Here is a great holiday gift idea for your pet. It’s not fattening, it’s not unhealthy, and it’s not some kind of toxic treat made in Asia that will end up killing your pet six months down the road. For a change, how about a gift that might save your pet’s life?
You never think twice about strapping your child or grandchild into a car seat for his or her protection while on the road. Not only do we accept it, we expect it – in fact, we require it. However the same people who are loathe to the idea of allowing a toddler to crawl around in the front seat of a moving car think it’s cute to have a dog jumping around on the seat, riding with its head hanging out a partially open window, or bouncing around on their lap while they drive. Can you identify with that? I’m here to tell you that it’s time to rethink pets in vehicles.
Somehow restraint of a pet has become some kind of an anathema to a lot of otherwise savvy people. It is considered to be some kind of punishment or torture by a lot of pet owners out there and, as a result of owner ignorance, every day unrestricted pets get poisoned, get hit by motor vehicles, attacked by other animals, or injured as passengers in automobile accidents. Use a little common sense and save your pet the pain and suffering that can result from your own negligence. Restraint is caring. Restraint shows love and concern. Restraint saves lives.
Working in an emergency hospital environment, I have seen the injuries that a low speed accident can cause. I don’t see the pets from the higher speed accidents. Those victims don’t make it to the hospital because they are dead. It’s that simple.

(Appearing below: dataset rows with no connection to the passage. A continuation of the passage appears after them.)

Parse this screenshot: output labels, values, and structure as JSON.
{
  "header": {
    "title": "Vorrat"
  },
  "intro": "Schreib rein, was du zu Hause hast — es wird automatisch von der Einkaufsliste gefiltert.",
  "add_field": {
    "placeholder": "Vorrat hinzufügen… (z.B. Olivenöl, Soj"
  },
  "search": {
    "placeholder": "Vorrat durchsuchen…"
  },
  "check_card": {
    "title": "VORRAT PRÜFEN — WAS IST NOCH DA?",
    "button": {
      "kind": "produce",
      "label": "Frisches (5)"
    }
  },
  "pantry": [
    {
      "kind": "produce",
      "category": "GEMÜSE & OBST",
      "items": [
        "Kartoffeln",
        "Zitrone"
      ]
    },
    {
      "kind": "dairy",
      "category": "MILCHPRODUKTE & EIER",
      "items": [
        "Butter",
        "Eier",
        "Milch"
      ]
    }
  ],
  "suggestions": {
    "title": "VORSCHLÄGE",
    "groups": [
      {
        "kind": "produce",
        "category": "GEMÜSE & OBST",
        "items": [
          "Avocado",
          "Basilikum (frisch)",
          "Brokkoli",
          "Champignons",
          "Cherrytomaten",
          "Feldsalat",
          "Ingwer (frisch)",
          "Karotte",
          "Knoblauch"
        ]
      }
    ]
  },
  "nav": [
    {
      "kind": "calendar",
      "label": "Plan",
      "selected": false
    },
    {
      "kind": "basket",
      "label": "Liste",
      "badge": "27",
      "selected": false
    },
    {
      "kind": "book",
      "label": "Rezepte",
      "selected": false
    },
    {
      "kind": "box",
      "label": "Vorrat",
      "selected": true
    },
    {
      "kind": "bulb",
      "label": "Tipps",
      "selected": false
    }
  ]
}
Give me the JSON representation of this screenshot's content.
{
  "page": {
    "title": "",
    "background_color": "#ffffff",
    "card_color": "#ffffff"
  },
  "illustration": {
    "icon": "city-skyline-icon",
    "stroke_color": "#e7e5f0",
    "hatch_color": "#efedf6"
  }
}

All of the statistics that apply to unrestrained children riding in vehicles are equally applicable to our pets. Don’t tell me that it’s cruel or inhumane or give me any other absurd claptrap, because any other viewpoint is flat out wrong! There is no argument concerning pets riding unrestrained in motor vehicles that is not equally applicable to kids. It’s why children are required by law to ride in child restraint car seats. It’s why airlines require pets to be placed in solid carriers when they ride in the hold of an airplane. The whole concept involves the protection provided by close quarters, and in the case of a pet, by the relatively forgiving plastic of a crate. If the pet should unexpectedly become airborne within the cargo hold, the carrier and pet fly around as a unit with the carrier serving to protect the contents. Not only that, but a pet carrier can be secured in such a way as to hopefully prevent it from becoming a projectile. For information on pet safety product quality, including vehicle carriers and harnesses, check out the Center for Pet Safety website.
If a travel carrier is too uncool for your liking, you might opt for something a little more fashionable in the way of improving your pet’s chances in a crash. This also might be more convenient and more appealing for short trips in town. How about a pet seat belt restraint system? There are a number of different vehicle pet harnesses on the market that are able to integrate with your vehicle’s seat belts. In the safety department these type restraints are a far cry from a sky kennel, but they may help to keep your pet from flying through the windshield or into the dash, or from launching off in some other direction that could prove lethal. They also will hopefully keep your pet out of the driver’s lap and stop it from dangerously hanging out the window (even though it’s cute, it’s still unhealthy) while underway and will even stop it from bouncing all over inside the car. Any kind of belt type restraint should be incorporated into a body harness of some sort and never attached to a neck collar. You can envision a person being hanged by the neck until dead dropping through the trap door of a gallows in order to understand why.
After the harness type restraint, one notch lower in the safety department is the doggy car seat. Here we are maybe just a smidgeon better than no restraint at all. Many of these do not even include a harness system, which makes them useless from a protection standpoint. But for relatively small dogs, a doggy car seat with an integral harness system might be an acceptable form of restraint to keep the pet in one spot and, again, safely away from driving the driver to distraction.
I don’t often favor treating our pets like children. They are not the same. But the need for safety restraints is something that they do have in common. There are still people out there with that primitive “it’s safer if you are thrown clear of the vehicle in an accident” mentality. We know that without proper restraint it is probable that you will be thrown somewhere, but usually it will be into the windshield or some portion of the vehicle interior, and usually it won’t happen safely. The same applies to your unrestrained pet. So if you really love your pet and care about its safety and well-being, think about how you want to save its life now, before the unthinkable happens.